EXERCISE DATA Block Start
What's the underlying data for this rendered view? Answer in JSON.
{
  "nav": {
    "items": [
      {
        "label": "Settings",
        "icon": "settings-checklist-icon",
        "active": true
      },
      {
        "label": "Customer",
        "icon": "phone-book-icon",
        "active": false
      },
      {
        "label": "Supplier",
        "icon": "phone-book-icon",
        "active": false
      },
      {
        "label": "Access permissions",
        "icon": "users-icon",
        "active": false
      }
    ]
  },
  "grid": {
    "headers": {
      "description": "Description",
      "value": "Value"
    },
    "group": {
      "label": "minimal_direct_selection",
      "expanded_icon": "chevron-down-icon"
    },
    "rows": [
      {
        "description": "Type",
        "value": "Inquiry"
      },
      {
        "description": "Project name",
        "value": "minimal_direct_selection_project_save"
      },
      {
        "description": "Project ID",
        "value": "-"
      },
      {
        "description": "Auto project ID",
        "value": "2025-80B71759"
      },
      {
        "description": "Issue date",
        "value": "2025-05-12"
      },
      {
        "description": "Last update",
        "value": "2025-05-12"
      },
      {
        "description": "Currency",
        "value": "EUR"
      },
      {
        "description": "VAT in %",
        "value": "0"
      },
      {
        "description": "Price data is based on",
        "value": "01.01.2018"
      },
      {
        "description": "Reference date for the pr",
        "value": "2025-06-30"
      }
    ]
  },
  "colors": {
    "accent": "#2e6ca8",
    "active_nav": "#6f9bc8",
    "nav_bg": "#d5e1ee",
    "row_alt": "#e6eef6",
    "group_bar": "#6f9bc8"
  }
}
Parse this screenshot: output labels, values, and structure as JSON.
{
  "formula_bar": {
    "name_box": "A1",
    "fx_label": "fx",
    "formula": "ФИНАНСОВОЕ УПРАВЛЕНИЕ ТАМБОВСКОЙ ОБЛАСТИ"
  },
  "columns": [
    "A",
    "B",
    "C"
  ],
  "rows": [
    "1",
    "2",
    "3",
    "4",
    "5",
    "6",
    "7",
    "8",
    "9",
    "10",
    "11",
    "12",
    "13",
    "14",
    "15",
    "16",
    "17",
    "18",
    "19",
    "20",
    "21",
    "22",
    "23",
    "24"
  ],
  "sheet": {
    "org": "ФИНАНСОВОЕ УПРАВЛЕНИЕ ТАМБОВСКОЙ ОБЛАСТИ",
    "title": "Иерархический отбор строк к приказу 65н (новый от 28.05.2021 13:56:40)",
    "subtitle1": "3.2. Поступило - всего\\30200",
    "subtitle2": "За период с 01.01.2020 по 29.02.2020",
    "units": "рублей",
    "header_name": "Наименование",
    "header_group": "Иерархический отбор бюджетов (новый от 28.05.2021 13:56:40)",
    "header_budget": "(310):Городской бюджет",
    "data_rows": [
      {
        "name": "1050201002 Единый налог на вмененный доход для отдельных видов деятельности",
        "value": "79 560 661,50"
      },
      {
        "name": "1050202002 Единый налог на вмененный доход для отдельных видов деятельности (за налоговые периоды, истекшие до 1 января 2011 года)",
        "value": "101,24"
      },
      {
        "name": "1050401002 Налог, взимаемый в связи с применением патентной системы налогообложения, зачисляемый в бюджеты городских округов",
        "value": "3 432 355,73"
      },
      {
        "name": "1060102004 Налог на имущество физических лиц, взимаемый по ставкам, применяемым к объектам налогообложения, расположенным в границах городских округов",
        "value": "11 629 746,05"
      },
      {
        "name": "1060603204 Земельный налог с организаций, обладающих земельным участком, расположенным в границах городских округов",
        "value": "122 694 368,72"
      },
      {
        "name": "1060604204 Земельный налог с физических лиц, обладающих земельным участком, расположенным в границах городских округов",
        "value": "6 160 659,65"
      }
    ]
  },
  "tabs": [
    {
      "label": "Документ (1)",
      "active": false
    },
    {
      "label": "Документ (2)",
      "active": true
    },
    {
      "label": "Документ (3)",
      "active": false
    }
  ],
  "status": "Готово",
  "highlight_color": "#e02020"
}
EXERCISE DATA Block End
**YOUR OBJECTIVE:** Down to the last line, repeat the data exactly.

**FINISHED TASK:**
What's the underlying data for this rendered view? Answer in JSON.
{
  "nav": {
    "items": [
      {
        "label": "Settings",
        "icon": "settings-checklist-icon",
        "active": true
      },
      {
        "label": "Customer",
        "icon": "phone-book-icon",
        "active": false
      },
      {
        "label": "Supplier",
        "icon": "phone-book-icon",
        "active": false
      },
      {
        "label": "Access permissions",
        "icon": "users-icon",
        "active": false
      }
    ]
  },
  "grid": {
    "headers": {
      "description": "Description",
      "value": "Value"
    },
    "group": {
      "label": "minimal_direct_selection",
      "expanded_icon": "chevron-down-icon"
    },
    "rows": [
      {
        "description": "Type",
        "value": "Inquiry"
      },
      {
        "description": "Project name",
        "value": "minimal_direct_selection_project_save"
      },
      {
        "description": "Project ID",
        "value": "-"
      },
      {
        "description": "Auto project ID",
        "value": "2025-80B71759"
      },
      {
        "description": "Issue date",
        "value": "2025-05-12"
      },
      {
        "description": "Last update",
        "value": "2025-05-12"
      },
      {
        "description": "Currency",
        "value": "EUR"
      },
      {
        "description": "VAT in %",
        "value": "0"
      },
      {
        "description": "Price data is based on",
        "value": "01.01.2018"
      },
      {
        "description": "Reference date for the pr",
        "value": "2025-06-30"
      }
    ]
  },
  "colors": {
    "accent": "#2e6ca8",
    "active_nav": "#6f9bc8",
    "nav_bg": "#d5e1ee",
    "row_alt": "#e6eef6",
    "group_bar": "#6f9bc8"
  }
}
Parse this screenshot: output labels, values, and structure as JSON.
{
  "formula_bar": {
    "name_box": "A1",
    "fx_label": "fx",
    "formula": "ФИНАНСОВОЕ УПРАВЛЕНИЕ ТАМБОВСКОЙ ОБЛАСТИ"
  },
  "columns": [
    "A",
    "B",
    "C"
  ],
  "rows": [
    "1",
    "2",
    "3",
    "4",
    "5",
    "6",
    "7",
    "8",
    "9",
    "10",
    "11",
    "12",
    "13",
    "14",
    "15",
    "16",
    "17",
    "18",
    "19",
    "20",
    "21",
    "22",
    "23",
    "24"
  ],
  "sheet": {
    "org": "ФИНАНСОВОЕ УПРАВЛЕНИЕ ТАМБОВСКОЙ ОБЛАСТИ",
    "title": "Иерархический отбор строк к приказу 65н (новый от 28.05.2021 13:56:40)",
    "subtitle1": "3.2. Поступило - всего\\30200",
    "subtitle2": "За период с 01.01.2020 по 29.02.2020",
    "units": "рублей",
    "header_name": "Наименование",
    "header_group": "Иерархический отбор бюджетов (новый от 28.05.2021 13:56:40)",
    "header_budget": "(310):Городской бюджет",
    "data_rows": [
      {
        "name": "1050201002 Единый налог на вмененный доход для отдельных видов деятельности",
        "value": "79 560 661,50"
      },
      {
        "name": "1050202002 Единый налог на вмененный доход для отдельных видов деятельности (за налоговые периоды, истекшие до 1 января 2011 года)",
        "value": "101,24"
      },
      {
        "name": "1050401002 Налог, взимаемый в связи с применением патентной системы налогообложения, зачисляемый в бюджеты городских округов",
        "value": "3 432 355,73"
      },
      {
        "name": "1060102004 Налог на имущество физических лиц, взимаемый по ставкам, применяемым к объектам налогообложения, расположенным в границах городских округов",
        "value": "11 629 746,05"
      },
      {
        "name": "1060603204 Земельный налог с организаций, обладающих земельным участком, расположенным в границах городских округов",
        "value": "122 694 368,72"
      },
      {
        "name": "1060604204 Земельный налог с физических лиц, обладающих земельным участком, расположенным в границах городских округов",
        "value": "6 160 659,65"
      }
    ]
  },
  "tabs": [
    {
      "label": "Документ (1)",
      "active": false
    },
    {
      "label": "Документ (2)",
      "active": true
    },
    {
      "label": "Документ (3)",
      "active": false
    }
  ],
  "status": "Готово",
  "highlight_color": "#e02020"
}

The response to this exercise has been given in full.